*ACTIVITY*:
The lines to copy from the data below are those that hold the string "number".

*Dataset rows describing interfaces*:
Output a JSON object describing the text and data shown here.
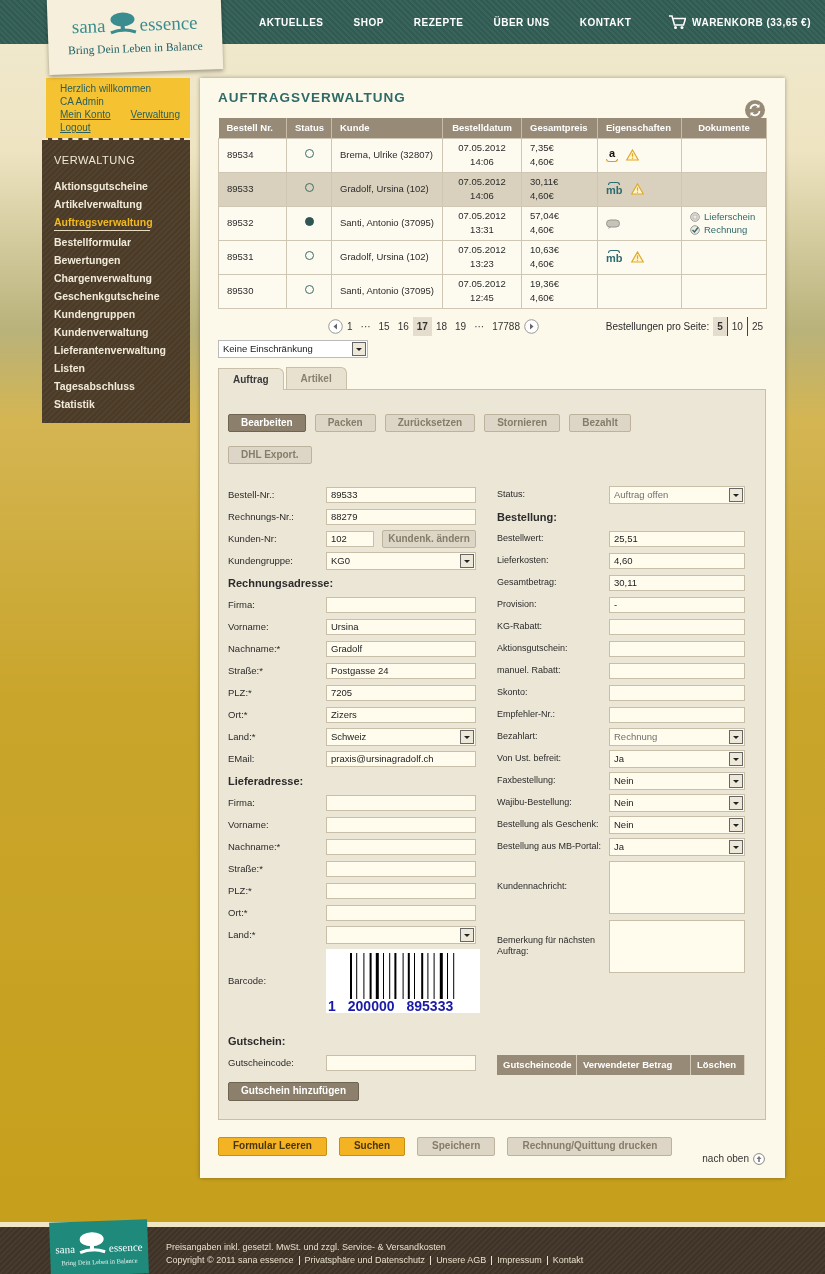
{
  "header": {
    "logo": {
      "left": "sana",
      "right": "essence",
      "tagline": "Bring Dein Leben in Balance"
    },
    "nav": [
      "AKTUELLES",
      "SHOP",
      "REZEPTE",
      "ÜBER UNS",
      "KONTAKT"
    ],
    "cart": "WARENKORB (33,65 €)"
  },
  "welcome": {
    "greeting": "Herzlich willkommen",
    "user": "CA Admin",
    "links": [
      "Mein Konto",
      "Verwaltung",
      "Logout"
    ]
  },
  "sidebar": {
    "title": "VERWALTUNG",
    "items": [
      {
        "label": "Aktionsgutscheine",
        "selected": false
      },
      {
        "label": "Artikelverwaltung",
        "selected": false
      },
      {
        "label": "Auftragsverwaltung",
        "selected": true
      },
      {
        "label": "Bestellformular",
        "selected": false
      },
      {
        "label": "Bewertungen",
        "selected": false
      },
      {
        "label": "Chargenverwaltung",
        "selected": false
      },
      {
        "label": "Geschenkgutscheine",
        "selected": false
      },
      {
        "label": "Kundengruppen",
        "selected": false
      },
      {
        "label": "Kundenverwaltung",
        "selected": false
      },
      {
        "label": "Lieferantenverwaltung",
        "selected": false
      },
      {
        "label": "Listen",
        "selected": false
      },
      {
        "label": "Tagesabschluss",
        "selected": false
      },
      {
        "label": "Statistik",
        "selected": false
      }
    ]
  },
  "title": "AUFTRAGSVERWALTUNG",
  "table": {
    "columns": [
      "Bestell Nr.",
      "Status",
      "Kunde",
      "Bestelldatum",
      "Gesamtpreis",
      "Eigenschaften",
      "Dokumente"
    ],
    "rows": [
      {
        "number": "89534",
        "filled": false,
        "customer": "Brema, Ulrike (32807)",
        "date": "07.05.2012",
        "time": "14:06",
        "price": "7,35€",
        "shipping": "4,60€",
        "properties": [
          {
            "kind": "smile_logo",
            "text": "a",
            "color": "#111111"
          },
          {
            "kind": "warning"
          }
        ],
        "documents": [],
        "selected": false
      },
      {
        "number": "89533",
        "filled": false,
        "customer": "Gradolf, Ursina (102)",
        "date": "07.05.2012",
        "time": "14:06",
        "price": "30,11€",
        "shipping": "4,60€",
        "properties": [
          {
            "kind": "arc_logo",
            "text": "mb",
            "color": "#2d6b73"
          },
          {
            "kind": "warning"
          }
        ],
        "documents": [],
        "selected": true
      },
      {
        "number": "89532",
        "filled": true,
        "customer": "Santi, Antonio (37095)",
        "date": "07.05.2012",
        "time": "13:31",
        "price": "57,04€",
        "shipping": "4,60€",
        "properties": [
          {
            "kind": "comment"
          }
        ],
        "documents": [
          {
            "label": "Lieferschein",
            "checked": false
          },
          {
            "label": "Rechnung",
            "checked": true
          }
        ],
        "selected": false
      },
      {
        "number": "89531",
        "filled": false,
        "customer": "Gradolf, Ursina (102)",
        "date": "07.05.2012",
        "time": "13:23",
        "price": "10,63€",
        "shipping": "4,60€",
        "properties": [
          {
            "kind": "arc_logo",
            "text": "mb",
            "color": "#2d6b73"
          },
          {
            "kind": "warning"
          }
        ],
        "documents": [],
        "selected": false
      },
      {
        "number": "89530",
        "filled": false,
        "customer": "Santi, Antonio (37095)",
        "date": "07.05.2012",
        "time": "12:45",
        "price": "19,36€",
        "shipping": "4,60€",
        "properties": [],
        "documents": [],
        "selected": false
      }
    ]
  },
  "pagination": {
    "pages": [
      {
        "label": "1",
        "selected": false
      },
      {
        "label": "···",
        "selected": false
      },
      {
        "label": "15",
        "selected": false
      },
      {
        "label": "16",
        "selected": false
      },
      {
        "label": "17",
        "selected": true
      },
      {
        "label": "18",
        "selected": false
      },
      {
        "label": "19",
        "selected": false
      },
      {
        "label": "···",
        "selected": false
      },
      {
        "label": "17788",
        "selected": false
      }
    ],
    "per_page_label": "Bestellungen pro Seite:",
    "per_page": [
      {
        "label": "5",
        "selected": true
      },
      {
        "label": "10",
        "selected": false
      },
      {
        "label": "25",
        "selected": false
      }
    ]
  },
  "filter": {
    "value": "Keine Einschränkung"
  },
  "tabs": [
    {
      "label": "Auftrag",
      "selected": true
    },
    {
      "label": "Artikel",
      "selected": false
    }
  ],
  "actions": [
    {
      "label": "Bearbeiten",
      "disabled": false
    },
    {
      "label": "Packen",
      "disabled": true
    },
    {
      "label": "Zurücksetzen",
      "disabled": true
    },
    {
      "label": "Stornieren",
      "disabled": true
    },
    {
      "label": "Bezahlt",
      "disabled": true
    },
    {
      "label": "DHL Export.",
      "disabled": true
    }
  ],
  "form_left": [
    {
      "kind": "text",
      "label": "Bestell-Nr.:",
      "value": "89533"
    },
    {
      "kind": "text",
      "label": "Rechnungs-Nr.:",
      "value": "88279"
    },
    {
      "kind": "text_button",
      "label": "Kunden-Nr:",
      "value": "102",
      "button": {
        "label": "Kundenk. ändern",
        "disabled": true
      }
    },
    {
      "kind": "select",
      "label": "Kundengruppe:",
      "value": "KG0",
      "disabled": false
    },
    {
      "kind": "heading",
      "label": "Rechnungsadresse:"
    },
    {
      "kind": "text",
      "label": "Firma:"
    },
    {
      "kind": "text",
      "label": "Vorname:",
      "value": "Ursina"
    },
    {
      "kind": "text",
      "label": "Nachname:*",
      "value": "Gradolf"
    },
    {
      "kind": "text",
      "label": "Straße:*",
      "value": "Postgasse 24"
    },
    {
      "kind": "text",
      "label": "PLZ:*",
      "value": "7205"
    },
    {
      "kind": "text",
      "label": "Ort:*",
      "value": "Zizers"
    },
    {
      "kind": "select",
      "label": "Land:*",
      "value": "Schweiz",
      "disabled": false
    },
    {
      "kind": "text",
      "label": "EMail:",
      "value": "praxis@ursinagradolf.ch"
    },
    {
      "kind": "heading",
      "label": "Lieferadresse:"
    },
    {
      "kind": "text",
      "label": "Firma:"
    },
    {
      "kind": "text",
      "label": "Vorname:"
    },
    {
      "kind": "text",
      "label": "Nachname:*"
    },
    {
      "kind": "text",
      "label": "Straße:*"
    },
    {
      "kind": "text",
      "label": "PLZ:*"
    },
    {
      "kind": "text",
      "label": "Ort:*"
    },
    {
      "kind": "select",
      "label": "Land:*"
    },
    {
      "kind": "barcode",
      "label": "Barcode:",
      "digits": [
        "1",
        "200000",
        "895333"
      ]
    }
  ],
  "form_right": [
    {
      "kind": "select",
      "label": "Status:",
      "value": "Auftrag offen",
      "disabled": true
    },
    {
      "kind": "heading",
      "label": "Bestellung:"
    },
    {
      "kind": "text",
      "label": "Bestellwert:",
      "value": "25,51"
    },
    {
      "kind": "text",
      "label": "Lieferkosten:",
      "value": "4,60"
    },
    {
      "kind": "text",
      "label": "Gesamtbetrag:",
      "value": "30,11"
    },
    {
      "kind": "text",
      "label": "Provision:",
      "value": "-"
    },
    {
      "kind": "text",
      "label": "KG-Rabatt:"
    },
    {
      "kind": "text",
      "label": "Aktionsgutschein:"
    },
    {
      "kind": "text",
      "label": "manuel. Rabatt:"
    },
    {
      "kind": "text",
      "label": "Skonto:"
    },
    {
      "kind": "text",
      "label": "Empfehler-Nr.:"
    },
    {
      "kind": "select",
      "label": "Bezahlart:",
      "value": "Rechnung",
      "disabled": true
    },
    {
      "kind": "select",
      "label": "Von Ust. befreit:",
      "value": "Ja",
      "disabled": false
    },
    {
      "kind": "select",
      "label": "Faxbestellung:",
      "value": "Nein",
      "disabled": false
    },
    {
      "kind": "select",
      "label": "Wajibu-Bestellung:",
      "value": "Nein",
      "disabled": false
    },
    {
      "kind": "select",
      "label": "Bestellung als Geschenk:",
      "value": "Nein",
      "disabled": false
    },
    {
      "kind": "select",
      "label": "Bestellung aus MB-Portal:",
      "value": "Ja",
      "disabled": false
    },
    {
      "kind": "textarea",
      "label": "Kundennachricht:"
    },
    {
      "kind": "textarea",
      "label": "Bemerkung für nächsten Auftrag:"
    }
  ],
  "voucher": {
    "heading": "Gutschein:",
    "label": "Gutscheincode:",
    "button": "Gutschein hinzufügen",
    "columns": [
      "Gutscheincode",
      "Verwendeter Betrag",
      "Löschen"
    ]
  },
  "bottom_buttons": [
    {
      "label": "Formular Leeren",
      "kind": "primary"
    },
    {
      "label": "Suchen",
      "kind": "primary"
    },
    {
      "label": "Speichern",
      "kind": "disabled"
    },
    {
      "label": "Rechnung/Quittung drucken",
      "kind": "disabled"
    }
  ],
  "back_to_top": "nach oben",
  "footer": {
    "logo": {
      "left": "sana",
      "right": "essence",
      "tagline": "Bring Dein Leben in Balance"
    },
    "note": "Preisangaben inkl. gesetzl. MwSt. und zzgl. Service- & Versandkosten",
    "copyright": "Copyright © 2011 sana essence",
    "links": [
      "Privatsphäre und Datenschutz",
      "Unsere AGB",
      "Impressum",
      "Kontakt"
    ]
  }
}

*COMPLETED EXERCISE*:
        "number": "89534",
        "number": "89533",
        "number": "89532",
        "number": "89531",
        "number": "89530",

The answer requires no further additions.